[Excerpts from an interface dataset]
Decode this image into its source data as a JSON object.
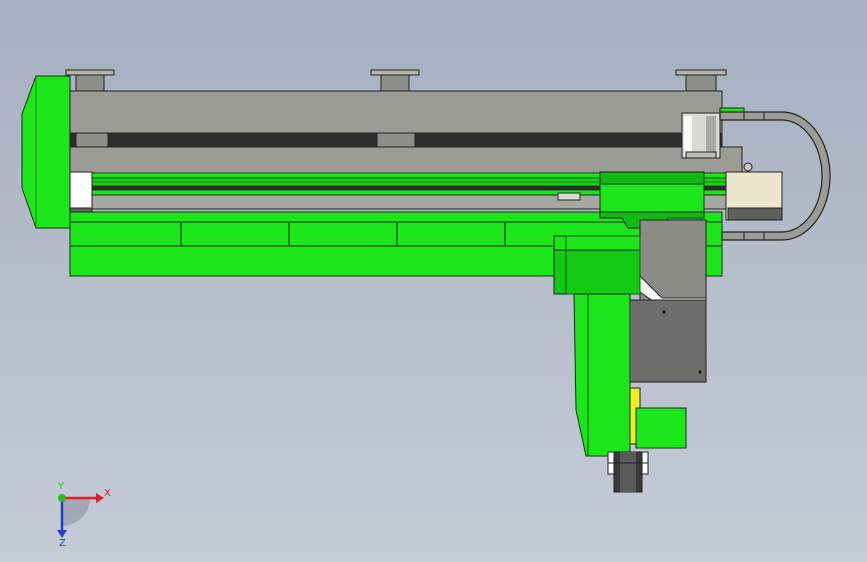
{
  "viewport": {
    "background_top": "#a5afc1",
    "background_bottom": "#c6ccd6"
  },
  "model": {
    "accent_green": "#1ae61a",
    "steel_gray": "#9c9c96",
    "dark_gray": "#6d6d6a",
    "cream": "#eee5cf",
    "yellow": "#f2ee1f"
  },
  "triad": {
    "x_label": "X",
    "y_label": "Y",
    "z_label": "Z",
    "x_color": "#e02020",
    "y_color": "#20c020",
    "z_color": "#2040d0"
  }
}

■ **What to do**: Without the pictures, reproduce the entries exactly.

■ **Your solution**:
Decode this image into its source data as a JSON object.
{
  "viewport": {
    "background_top": "#a5afc1",
    "background_bottom": "#c6ccd6"
  },
  "model": {
    "accent_green": "#1ae61a",
    "steel_gray": "#9c9c96",
    "dark_gray": "#6d6d6a",
    "cream": "#eee5cf",
    "yellow": "#f2ee1f"
  },
  "triad": {
    "x_label": "X",
    "y_label": "Y",
    "z_label": "Z",
    "x_color": "#e02020",
    "y_color": "#20c020",
    "z_color": "#2040d0"
  }
}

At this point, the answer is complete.